In Australia, between 60% to 70 % of calls regarding mushroom poisoning involve children below five years of age. Toddlers naturally put items in their mouths and consume plant stuff at this age. Most young children who consume deadly mushrooms do so in their backyard gardens.
In many regions of the world, foraging for wild food is becoming increasingly popular, and chefs actively promote it in the media and on cooking shows on television. But people who collect wild mushrooms may unintentionally bring in poisonous varieties since they cannot tell the difference between an edible and toxic fungus.
These people come from different countries and visit nations where death cap mushrooms are prevalent. In their culture, mushroom foraging is expected, and they might practice the same in countries where death cap mushrooms seasonally grow. What they thought was an edible mushroom might be a death cap; thus, they ended up consuming its life-threatening toxins.
There have been numerous reports of dogs being poisoned and passing away from severe liver failure after eating toxic mushrooms in backyards and while out for walks in regions where death cap mushrooms are frequently spotted. Even though cats tend to be pickier eaters, they are nevertheless vulnerable, inquisitive kittens that might ingest a poisonous species.
How to stop death cap mushrooms from growing on my property?
If you find out that there are death cap mushrooms in your backyard, your next course of action is to get rid of them immediately to avoid any accidental ingestion. But you still have to follow some general rules to prevent any kind of poisoning. Here I give you the following steps:
Alter your yard conditions
In general, damp, shady terrain is preferred by mushrooms. Death caps are no different, and the likelihood of the mushrooms thriving is increased if trees provide your yard's shade.
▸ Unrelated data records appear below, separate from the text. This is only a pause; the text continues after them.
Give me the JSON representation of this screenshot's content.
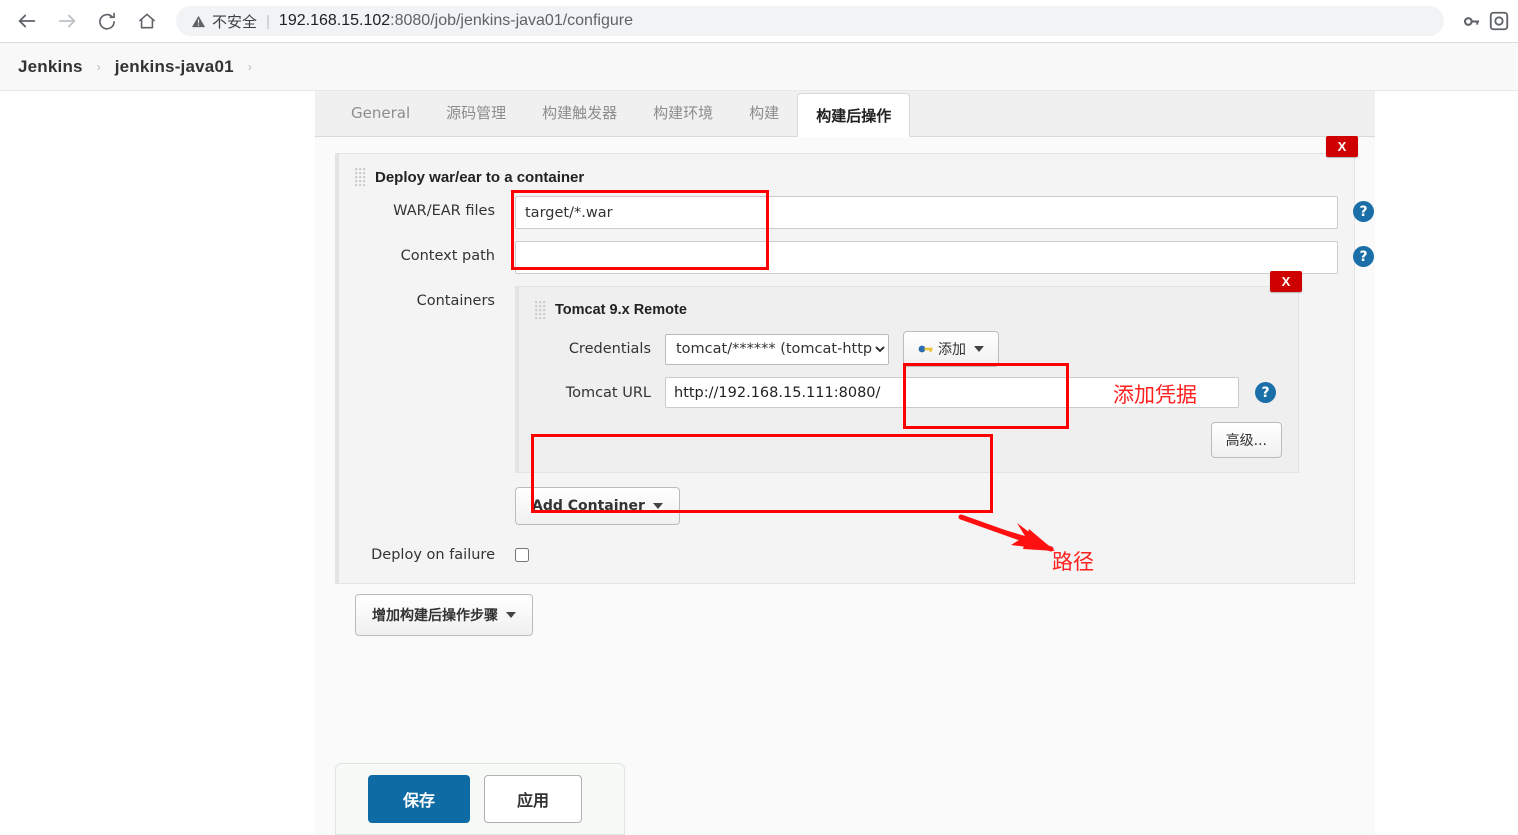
{
  "browser": {
    "back_icon": "back-arrow-icon",
    "forward_icon": "forward-arrow-icon",
    "reload_icon": "reload-icon",
    "home_icon": "home-icon",
    "security_icon": "warning-triangle-icon",
    "security_label": "不安全",
    "separator": "|",
    "url_host": "192.168.15.102",
    "url_port": ":8080",
    "url_path": "/job/jenkins-java01/configure",
    "url_full": "192.168.15.102:8080/job/jenkins-java01/configure",
    "password_key_icon": "key-icon",
    "extension_icon": "extension-icon"
  },
  "breadcrumb": {
    "items": [
      {
        "label": "Jenkins"
      },
      {
        "label": "jenkins-java01"
      }
    ],
    "separator": "›"
  },
  "tabs": [
    {
      "label": "General",
      "active": false
    },
    {
      "label": "源码管理",
      "active": false
    },
    {
      "label": "构建触发器",
      "active": false
    },
    {
      "label": "构建环境",
      "active": false
    },
    {
      "label": "构建",
      "active": false
    },
    {
      "label": "构建后操作",
      "active": true
    }
  ],
  "publisher": {
    "title": "Deploy war/ear to a container",
    "delete_label": "X",
    "fields": {
      "war_label": "WAR/EAR files",
      "war_value": "target/*.war",
      "war_placeholder": "",
      "context_label": "Context path",
      "context_value": "",
      "context_placeholder": "",
      "containers_label": "Containers",
      "deploy_on_failure_label": "Deploy on failure",
      "deploy_on_failure_checked": false
    },
    "help_label": "?"
  },
  "container": {
    "title": "Tomcat 9.x Remote",
    "delete_label": "X",
    "credentials_label": "Credentials",
    "credentials_value": "tomcat/****** (tomcat-http)",
    "credentials_options": [
      "tomcat/****** (tomcat-http)"
    ],
    "add_credentials_label": "添加",
    "add_credentials_icon": "key-icon",
    "tomcat_url_label": "Tomcat URL",
    "tomcat_url_value": "http://192.168.15.111:8080/",
    "advanced_label": "高级...",
    "add_container_label": "Add Container"
  },
  "footer": {
    "add_post_step_label": "增加构建后操作步骤",
    "save_label": "保存",
    "apply_label": "应用"
  },
  "annotations": [
    {
      "name": "add-credentials-note",
      "text": "添加凭据"
    },
    {
      "name": "path-note",
      "text": "路径"
    }
  ],
  "colors": {
    "accent_blue": "#0f6ba3",
    "annotation_red": "#ff2020",
    "delete_red": "#cf0000",
    "help_blue": "#1a6fa8"
  }
}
Under trees and close to tree roots, death caps are found. The simplest solution to remove them permanently may be removing that tree if you notice a lot of them growing next to it.
It goes without saying that not everyone has the means to have a tree completely uprooted. Add to this that trees in our backyards help us relieve our daily stress. Here, one can mow the lawn where death cap mushrooms frequently grow. This step must be done after removing the mushrooms physically. Simply keeping them mowed down is one method to keep the death caps under control while preventing their total eradication.
When you notice a few death caps beginning to emerge, set your mower's blade to the lowest setting and go over the area. As a result, the mushrooms' capacity to spread will be constrained because they won't be able to create spores.
Physically remove the death cap mushrooms
- When taking them off, put on rubber gloves and thoroughly wash your hands.
- Place the mushrooms in the trash can after disposal. Never compost or put food waste in the recycling bin! To prevent local spread, remove the mushrooms before mowing the lawn.
- The mushrooms' bulbous base must also be removed while removing them.
- Avoid watering your grass until necessary to save water and prevent death caps from producing fruit too early.